Your legal team generally establishes a negligence theory early in the process, perhaps during the initial consultation or first review of the available facts. Next, Napoli Law attorneys go about collecting evidence of negligence.

Victim/plaintiffs have the burden of proof in negligence cases. They must establish liability by a preponderance of the evidence (more likely than not).

In many aviation crash cases, evidence comes from the flight recorders. The International Civil Aviation Organization recommends that all airplanes, except for very small Cessnas, Pipers, Beechcraft, and other such machines, have both a CVR and a Type I FDR.

The Cockpit Voice Recorder must have at least a two hour recording length. Some older airplanes must have 30-minute CVRs. Furthermore, the voice recorder must timestamp messages to the crew and passengers, in most cases.

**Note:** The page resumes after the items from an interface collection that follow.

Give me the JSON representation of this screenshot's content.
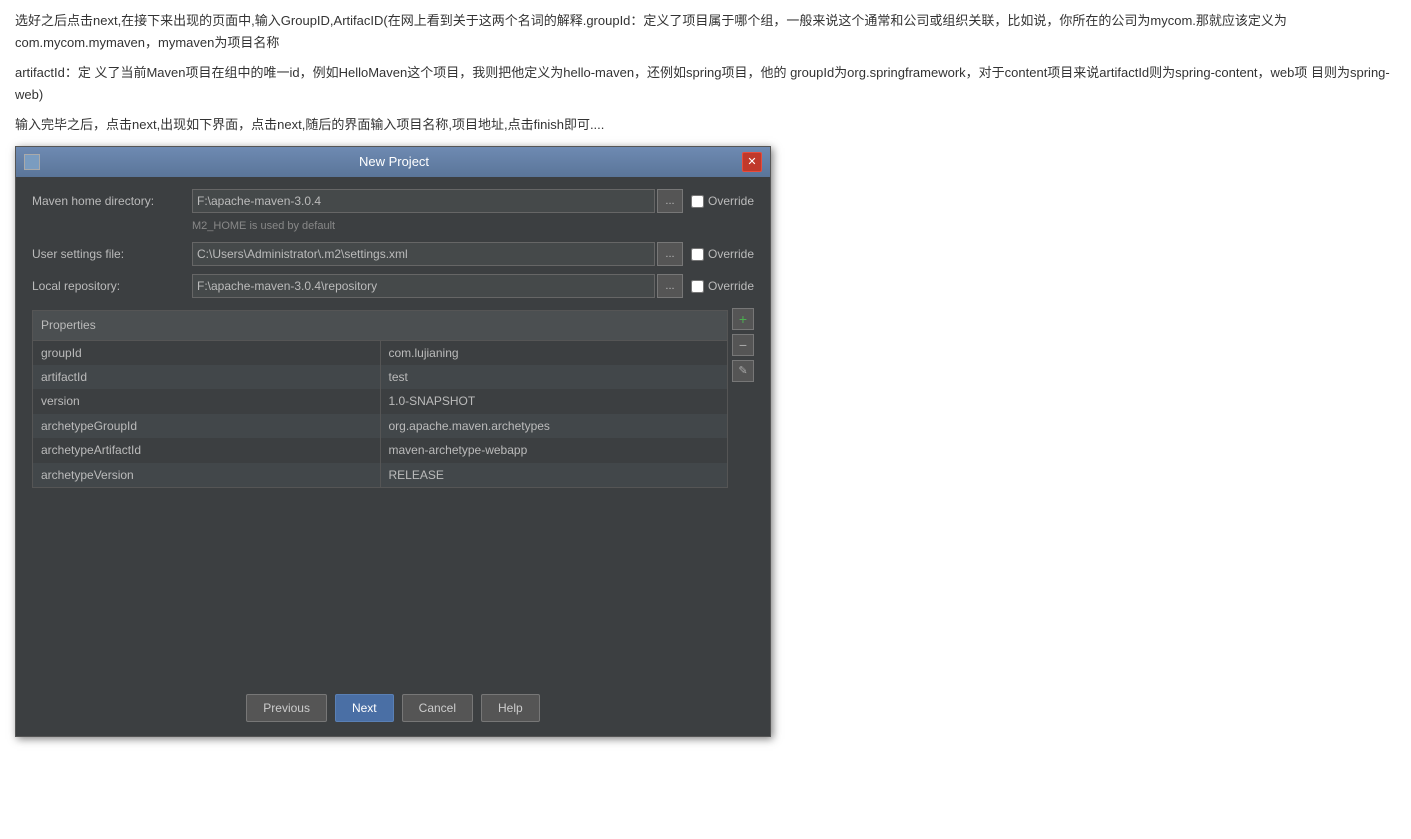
{
  "page": {
    "text_line1": "选好之后点击next,在接下来出现的页面中,输入GroupID,ArtifacID(在网上看到关于这两个名词的解释.groupId：定义了项目属于哪个组，一般来说这个通常和公司或组织关联，比如说，你所在的公司为mycom.那就应该定义为com.mycom.mymaven，mymaven为项目名称",
    "text_line2": "artifactId：定 义了当前Maven项目在组中的唯一id，例如HelloMaven这个项目，我则把他定义为hello-maven，还例如spring项目，他的 groupId为org.springframework，对于content项目来说artifactId则为spring-content，web项 目则为spring-web)",
    "text_line3": "输入完毕之后，点击next,出现如下界面，点击next,随后的界面输入项目名称,项目地址,点击finish即可...."
  },
  "dialog": {
    "title": "New Project",
    "close_btn": "✕",
    "maven_home": {
      "label": "Maven home directory:",
      "value": "F:\\apache-maven-3.0.4",
      "browse_btn": "...",
      "checkbox_label": "Override",
      "hint": "M2_HOME is used by default"
    },
    "user_settings": {
      "label": "User settings file:",
      "value": "C:\\Users\\Administrator\\.m2\\settings.xml",
      "browse_btn": "...",
      "checkbox_label": "Override"
    },
    "local_repo": {
      "label": "Local repository:",
      "value": "F:\\apache-maven-3.0.4\\repository",
      "browse_btn": "...",
      "checkbox_label": "Override"
    },
    "properties": {
      "header": "Properties",
      "rows": [
        {
          "key": "groupId",
          "value": "com.lujianing"
        },
        {
          "key": "artifactId",
          "value": "test"
        },
        {
          "key": "version",
          "value": "1.0-SNAPSHOT"
        },
        {
          "key": "archetypeGroupId",
          "value": "org.apache.maven.archetypes"
        },
        {
          "key": "archetypeArtifactId",
          "value": "maven-archetype-webapp"
        },
        {
          "key": "archetypeVersion",
          "value": "RELEASE"
        }
      ],
      "add_btn": "+",
      "remove_btn": "−",
      "edit_btn": "✎"
    },
    "buttons": {
      "previous": "Previous",
      "next": "Next",
      "cancel": "Cancel",
      "help": "Help"
    }
  }
}
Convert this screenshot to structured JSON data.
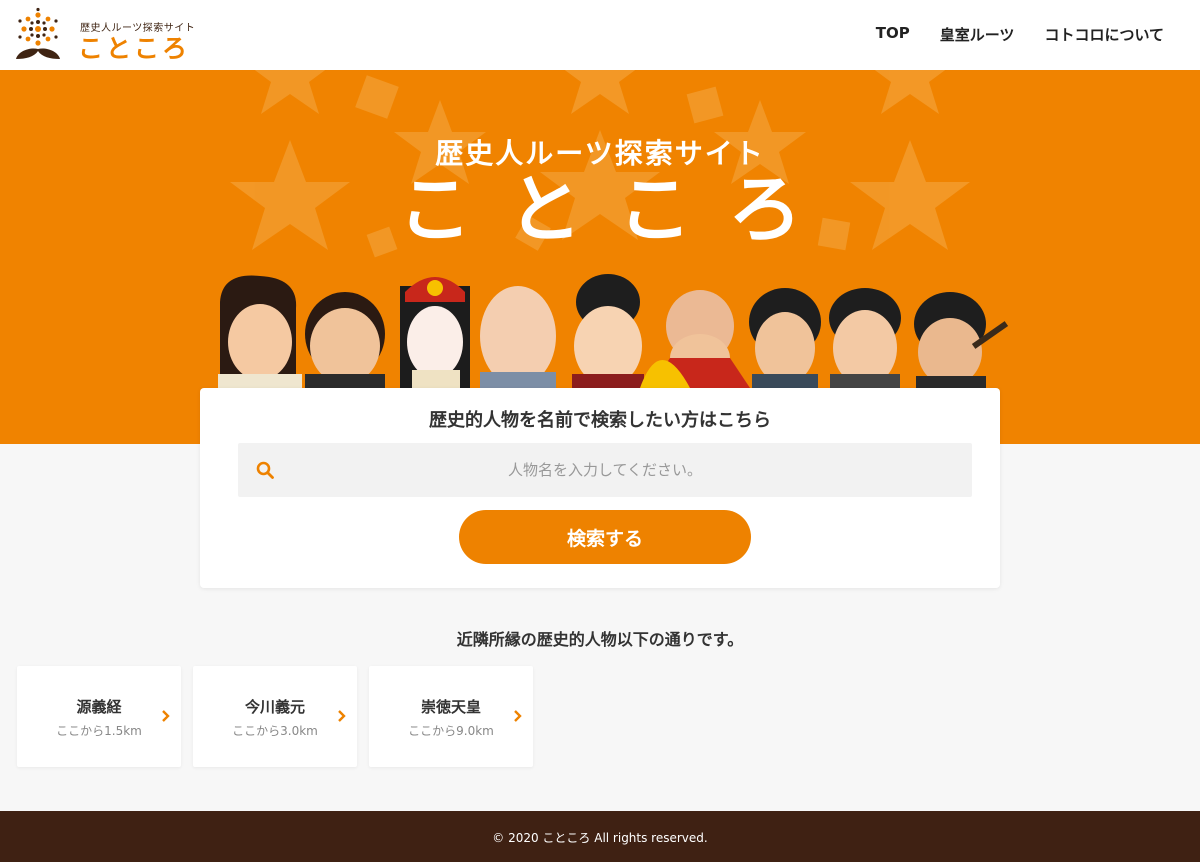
{
  "colors": {
    "accent": "#ee8200",
    "hero_bg": "#f08300",
    "footer_bg": "#3f2113",
    "logo_brown": "#3f2413"
  },
  "header": {
    "logo_sub": "歴史人ルーツ探索サイト",
    "logo_main": "こところ",
    "nav": [
      {
        "label": "TOP"
      },
      {
        "label": "皇室ルーツ"
      },
      {
        "label": "コトコロについて"
      }
    ]
  },
  "hero": {
    "subtitle": "歴史人ルーツ探索サイト",
    "title": "こところ"
  },
  "search": {
    "heading": "歴史的人物を名前で検索したい方はこちら",
    "placeholder": "人物名を入力してください。",
    "value": "",
    "icon": "search-icon",
    "button_label": "検索する"
  },
  "nearby": {
    "heading": "近隣所縁の歴史的人物以下の通りです。",
    "items": [
      {
        "name": "源義経",
        "distance": "ここから1.5km"
      },
      {
        "name": "今川義元",
        "distance": "ここから3.0km"
      },
      {
        "name": "崇徳天皇",
        "distance": "ここから9.0km"
      }
    ]
  },
  "footer": {
    "copyright": "© 2020 こところ All rights reserved."
  }
}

The Flight Data Recorder must measure speed, attitude, engine power, flight path, and configuration of drag and lift devices. In many cases, an FDR helps crash investigators conclusively determine if pilot error, an external event, or mechanical failure caused the crash. These gadgets must also meet or exceed standards for technical sophistication and physical strength.

In the absence of such direct information, circumstantial evidence is available to establish pilot error. Such evidence, such as the amount of sleep the pilot got the night before, is also available to supplement the electronic evidence or refute the defendant’s assertions.

 

Vicarious Liability in Pilot Error Crashes

Much of the pilot error inquiry focuses on tactical errors. But other cases involve operational error.

For example, the Federal Aviation Administration insists that pilots know how to deal with a stalled engine. Many students simply fly faster to avoid the problem altogether, and this bad habit continues after they obtain their licenses. Additionally, rather than train students how to take off and land on short runways, many schools simply prohibit this practice.

If the pilot error was directly related to the instruction which the pilot received, the institution may be partially responsible for damages. So, an attorney must conduct an extremely thorough investigation of all the facts. If all potentially responsible parties are not held accountable, there will probably be future pilot error crash victims.

Pilot error is by far the leading cause of airplane crashes. For a free consultation with an experienced aviation accident lawyer in New York, contact Napoli Shkolnik PLLC. Our firm has a small, approachable atmosphere and access to nationwide resources.